[Task requirements]: From the entries, copy each line that includes "JSON".

[Data entries]:
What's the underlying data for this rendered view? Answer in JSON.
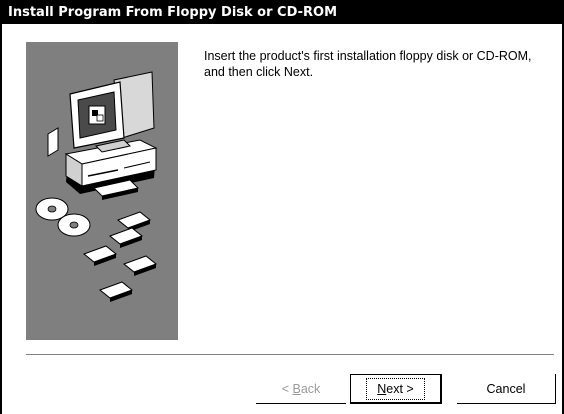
{
  "window": {
    "title": "Install Program From Floppy Disk or CD-ROM"
  },
  "main": {
    "message_line1": "Insert the product's first installation floppy disk or CD-ROM,",
    "message_line2": "and then click Next."
  },
  "buttons": {
    "back_prefix": "< ",
    "back_mnemonic": "B",
    "back_rest": "ack",
    "next_mnemonic": "N",
    "next_rest": "ext >",
    "cancel_label": "Cancel"
  },
  "colors": {
    "titlebar": "#000000",
    "panel": "#7f7f7f",
    "disabled_text": "#9a9a9a"
  },
  "icons": [
    "computer-icon",
    "cd-rom-icon",
    "floppy-disk-icon"
  ]
}
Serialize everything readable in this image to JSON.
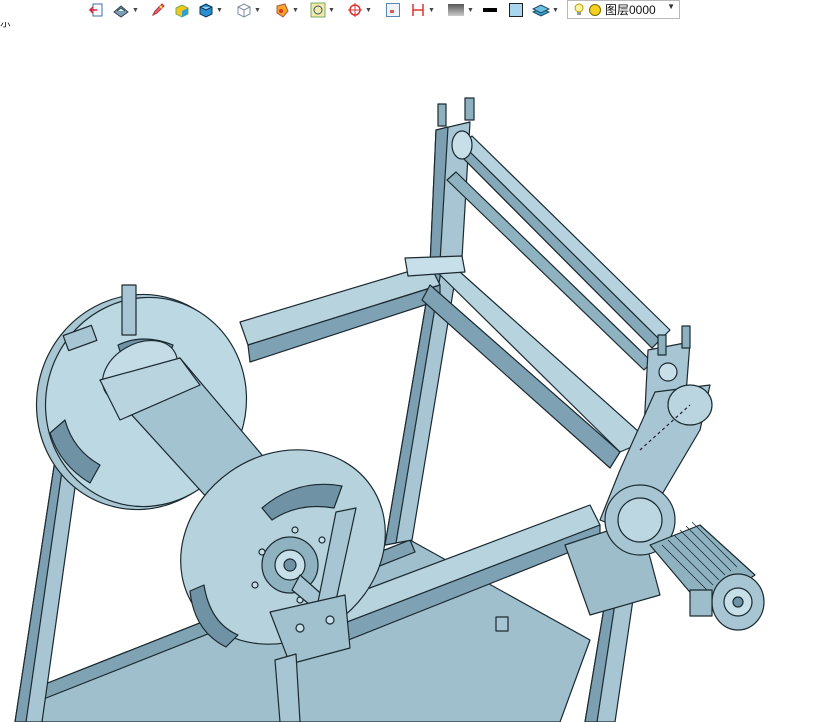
{
  "toolbar": {
    "items": [
      {
        "name": "exit-icon"
      },
      {
        "name": "view-orient-icon",
        "dropdown": true
      },
      {
        "name": "pen-icon"
      },
      {
        "name": "shaded-box-icon"
      },
      {
        "name": "solid-cube-icon",
        "dropdown": true
      },
      {
        "name": "wire-cube-icon",
        "dropdown": true
      },
      {
        "name": "render-style-icon",
        "dropdown": true
      },
      {
        "name": "frame-icon",
        "dropdown": true
      },
      {
        "name": "target-icon",
        "dropdown": true
      },
      {
        "name": "grid-icon"
      },
      {
        "name": "section-icon",
        "dropdown": true
      },
      {
        "name": "background-icon",
        "dropdown": true
      },
      {
        "name": "line-color-icon"
      },
      {
        "name": "fill-color-icon"
      },
      {
        "name": "layers-icon",
        "dropdown": true
      }
    ],
    "layer": {
      "label": "图层0000",
      "bulb_icon": "bulb-icon",
      "dot_icon": "layer-color-dot-icon"
    }
  },
  "clipped_text": "示",
  "model": {
    "name": "cable reel winder assembly",
    "colors": {
      "body": "#a7c5d2",
      "dark": "#6f93a4",
      "light": "#c7dfe8",
      "edge": "#1b2a31"
    }
  }
}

[Your response]:
What's the underlying data for this rendered view? Answer in JSON.
Serialize everything readable in this image to JSON.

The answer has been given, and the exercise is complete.